The first few days were busy for SDWC. Sandwiched between our guest appearance with the San Diego Men’s Chorus, our tech rehearsal and our own performance, we took in the performances of several other choruses. We chose one particular concert block to see two of the premiere women’s choruses perform. We expected their sets to be thoroughly enjoyable and of the highest quality, but we were not prepared for the Portland Gay Men’s Chorus to take the stage. They began their set with a simple introduction that went something like this: “We dedicate this evening’s performance to the 113 members we have lost to AIDS.” The house was silent. The chorus on stage numbered around 100; my immediate thought was they had lost an entire chorus to this tragic disease. In Portland. Not San Francisco or Los Angeles or New York City, but Portland. Throughout their moving and inspiring set, silent tears fell as I imagined members of their chorus disappearing one by one until there were no more. I asked myself, “How many deaths is too many?”

That performance was for me, the first time I fully grasped the sheer devastation of this disease – the senseless loss of lives of beautiful, talented, joyful human beings. Their voices would never again be heard in song, their laughter silenced, the comfort of their embrace just a memory. Such grief and tragedy in the loss of lives to this disease that now totals more than 36 million worldwide, about the population of California.

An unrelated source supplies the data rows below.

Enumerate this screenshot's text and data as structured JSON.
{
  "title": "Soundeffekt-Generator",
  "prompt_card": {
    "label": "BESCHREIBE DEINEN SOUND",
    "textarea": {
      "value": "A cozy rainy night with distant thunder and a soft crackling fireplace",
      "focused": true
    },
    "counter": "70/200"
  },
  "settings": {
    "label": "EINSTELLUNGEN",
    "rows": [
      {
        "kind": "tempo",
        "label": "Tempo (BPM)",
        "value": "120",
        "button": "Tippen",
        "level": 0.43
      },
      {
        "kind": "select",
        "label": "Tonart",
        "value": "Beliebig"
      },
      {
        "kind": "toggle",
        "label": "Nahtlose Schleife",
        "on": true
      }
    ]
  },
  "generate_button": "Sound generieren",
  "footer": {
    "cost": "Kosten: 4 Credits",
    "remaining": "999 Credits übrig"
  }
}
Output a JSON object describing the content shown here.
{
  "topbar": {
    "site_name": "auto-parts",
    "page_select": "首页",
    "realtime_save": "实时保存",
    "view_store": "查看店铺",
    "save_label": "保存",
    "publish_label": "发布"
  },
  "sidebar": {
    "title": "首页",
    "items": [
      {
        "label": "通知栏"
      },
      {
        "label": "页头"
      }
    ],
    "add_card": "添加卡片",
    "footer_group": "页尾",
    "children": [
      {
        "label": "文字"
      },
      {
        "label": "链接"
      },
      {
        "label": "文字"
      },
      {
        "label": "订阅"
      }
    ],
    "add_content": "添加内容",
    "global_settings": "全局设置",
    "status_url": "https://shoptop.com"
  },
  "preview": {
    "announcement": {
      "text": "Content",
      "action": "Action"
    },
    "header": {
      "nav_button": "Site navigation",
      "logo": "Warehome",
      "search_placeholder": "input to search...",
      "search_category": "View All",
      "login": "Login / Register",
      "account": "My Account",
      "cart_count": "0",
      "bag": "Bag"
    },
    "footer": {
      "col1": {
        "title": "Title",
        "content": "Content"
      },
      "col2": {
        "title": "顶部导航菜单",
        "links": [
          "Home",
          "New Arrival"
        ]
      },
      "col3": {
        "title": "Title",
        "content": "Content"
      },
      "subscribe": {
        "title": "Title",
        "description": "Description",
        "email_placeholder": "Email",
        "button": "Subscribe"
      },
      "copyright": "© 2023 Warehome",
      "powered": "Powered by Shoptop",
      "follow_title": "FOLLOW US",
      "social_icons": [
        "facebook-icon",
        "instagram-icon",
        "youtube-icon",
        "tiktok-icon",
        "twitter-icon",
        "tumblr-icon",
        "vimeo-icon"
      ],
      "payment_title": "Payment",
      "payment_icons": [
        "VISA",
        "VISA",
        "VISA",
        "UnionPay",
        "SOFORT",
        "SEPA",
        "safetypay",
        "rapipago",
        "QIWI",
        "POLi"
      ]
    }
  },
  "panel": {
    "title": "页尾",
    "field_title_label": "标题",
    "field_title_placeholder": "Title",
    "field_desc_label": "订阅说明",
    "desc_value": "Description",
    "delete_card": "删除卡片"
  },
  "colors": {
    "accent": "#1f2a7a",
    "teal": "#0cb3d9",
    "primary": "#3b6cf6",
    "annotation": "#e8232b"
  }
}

Every 12 seconds, another person is infected with HIV. Every 16 seconds, another death from AIDS. Today, nearly 30 years after the CDC reported the first AIDS diagnosis, Carol and I are committed to making a difference in the fight to end HIV and AIDS because one more death is too many.

To read more about our commitment, visit AIDS/LifeCycle TeamReaganHarlow.

Post Navigation